2.1 CONTINUOUS ION EXCHANGE PROCESS DEVELOPED
As most of the neutral waters contain carbonates the operation of the traditional column technology became unmanageable due to the release of CO₂ in the cation column disrupting the resin bed completely. We thus adopted a CSTR approach where the resin is moved using air pumps (to protect the resin) and rotating trommel screens countercurrent to the treated water with each reactor being operated and stirred by only one pump. There is thus no need to rinse the resin as it is separated and drip dried at each stage.
Strong solutions can be made in the regeneration streams reducing the cost of concentration quite dramatically. The KNeW process can operate successfully at very high concentrations (tests have been successful at 175000 ppm TDS in the feed stream) and as it does not require any rinsing it can recover in excess of 90% of the feed water – this can usually only be done up to 10000 ppm TDS when using normal column technology; above this level it becomes a nett water user.
3.0 MARKET VIABILITY
The world market for potassium nitrate is about 1.5 million tons per annum (Trailblazer 2013) growing at 10% per annum. The maximum potential production of potassium nitrate from the KNeW process in the South African context will be about 300 000 tons per annum equal to two year’s growth in the world market.
The world market for ammonium sulfate is about 28 million tons (Trailblazer 2013) which means that there is sufficient market for the proposed KNeW product which on the same basis as above would be 150 000 tons per annum. The SA salt market is around 1 million tons per year (Trailblazer 2013) so there will never be a difficulty in finding a usable sink for the KNeW chemically pure salt.

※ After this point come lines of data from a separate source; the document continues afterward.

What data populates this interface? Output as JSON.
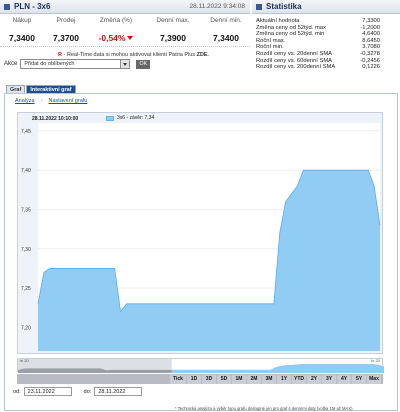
{
  "header": {
    "title": "PLN - 3x6",
    "timestamp": "28.11.2022 9:34:08",
    "stats_title": "Statistika"
  },
  "quote": {
    "labels": [
      "Nákup",
      "Prodej",
      "Změna (%)",
      "Denní max.",
      "Denní min."
    ],
    "values": [
      "7,3400",
      "7,3700",
      "-0,54%",
      "7,3900",
      "7,3400"
    ]
  },
  "realtime_note": {
    "prefix": "R",
    "text": " - Real-Time data si mohou aktivovat klienti Patria Plus ",
    "link": "ZDE",
    "suffix": "."
  },
  "akce": {
    "label": "Akce",
    "selected": "Přidat do oblíbených",
    "go": "OK"
  },
  "stats": [
    {
      "label": "Aktuální hodnota",
      "value": "7,3300"
    },
    {
      "label": "Změna ceny od 52týd. max",
      "value": "-1,2000"
    },
    {
      "label": "Změna ceny od 52týd. min",
      "value": "4,6400"
    },
    {
      "label": "Roční max.",
      "value": "8,6450"
    },
    {
      "label": "Roční min.",
      "value": "3,7080"
    },
    {
      "label": "Rozdíl ceny vs. 20denní SMA",
      "value": "-0,3278"
    },
    {
      "label": "Rozdíl ceny vs. 60denní SMA",
      "value": "-0,2456"
    },
    {
      "label": "Rozdíl ceny vs. 200denní SMA",
      "value": "0,1226"
    }
  ],
  "tabs": [
    "Graf",
    "Interaktivní graf"
  ],
  "chart_links": [
    "Analýza",
    "Nastavení grafu"
  ],
  "chart_date": "28.11.2022 10:10:00",
  "legend_label": "3x6 - závěr: 7,34",
  "colors": {
    "fill": "#90ccf4",
    "line": "#5aaee6",
    "chart_bg": "#eef3f9"
  },
  "chart_data": {
    "type": "area",
    "ylim": [
      7.17,
      7.46
    ],
    "y_ticks": [
      "7,45",
      "7,40",
      "7,35",
      "7,30",
      "7,25",
      "7,20"
    ],
    "y_tick_values": [
      7.45,
      7.4,
      7.35,
      7.3,
      7.25,
      7.2
    ],
    "values": [
      7.23,
      7.27,
      7.275,
      7.275,
      7.275,
      7.275,
      7.275,
      7.275,
      7.275,
      7.275,
      7.275,
      7.275,
      7.275,
      7.275,
      7.22,
      7.23,
      7.23,
      7.23,
      7.23,
      7.23,
      7.23,
      7.23,
      7.23,
      7.23,
      7.23,
      7.23,
      7.23,
      7.23,
      7.23,
      7.23,
      7.23,
      7.23,
      7.23,
      7.23,
      7.23,
      7.23,
      7.23,
      7.23,
      7.23,
      7.23,
      7.23,
      7.32,
      7.36,
      7.37,
      7.38,
      7.4,
      7.4,
      7.4,
      7.4,
      7.4,
      7.4,
      7.4,
      7.4,
      7.4,
      7.4,
      7.4,
      7.4,
      7.38,
      7.33
    ]
  },
  "navigator": {
    "left_label": "le 20",
    "right_label": "le 20"
  },
  "range_buttons": [
    "Tick",
    "1D",
    "3D",
    "5D",
    "1M",
    "2M",
    "3M",
    "1Y",
    "YTD",
    "2Y",
    "3Y",
    "4Y",
    "5Y",
    "Max"
  ],
  "dates": {
    "from_label": "od:",
    "from": "23.11.2022",
    "to_label": "do:",
    "to": "28.11.2022"
  },
  "footnote": "* Technická analýza a výběr typu grafu dostupné jen pro graf s denními daty (volba 1M až MAX)"
}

The KNeW ion-exchange process is the only process presently available that can convert AMD and brak coal mining effluent water into acceptable reusable water and valuable raw materials needed in large quantities by agriculture and industry. It also does this conversion at a financial ratio that makes the cost of operating anywhere between a breakeven to a comfortable profit and creates an interesting number of badly needed jobs in the chemical processing plants.
de Beer M and Greben H, (Feb 2010) Positive management of mine effluents ReSource pp 53 – 57
Lange’s Handbook of Chemistry (11th edition) Ch 10 (Ed Lange N.A) MacGraw-Hill Book Company
Robinson R.E & Gussman H.W (2001) The evolution of economically viable waste water treatment processes based on ion exchange resins – figure 5 – Fer-IX process
(RWB) Rand Water Board Annual Report (2012) pp16
Trailblazer Technologies internal market research 2013
Turton A (2012) private mail to author
Zhao B (2010) – The genetic relationship of coal mine water quality and its source rocks in South Africa: a summary – University of Fort Hare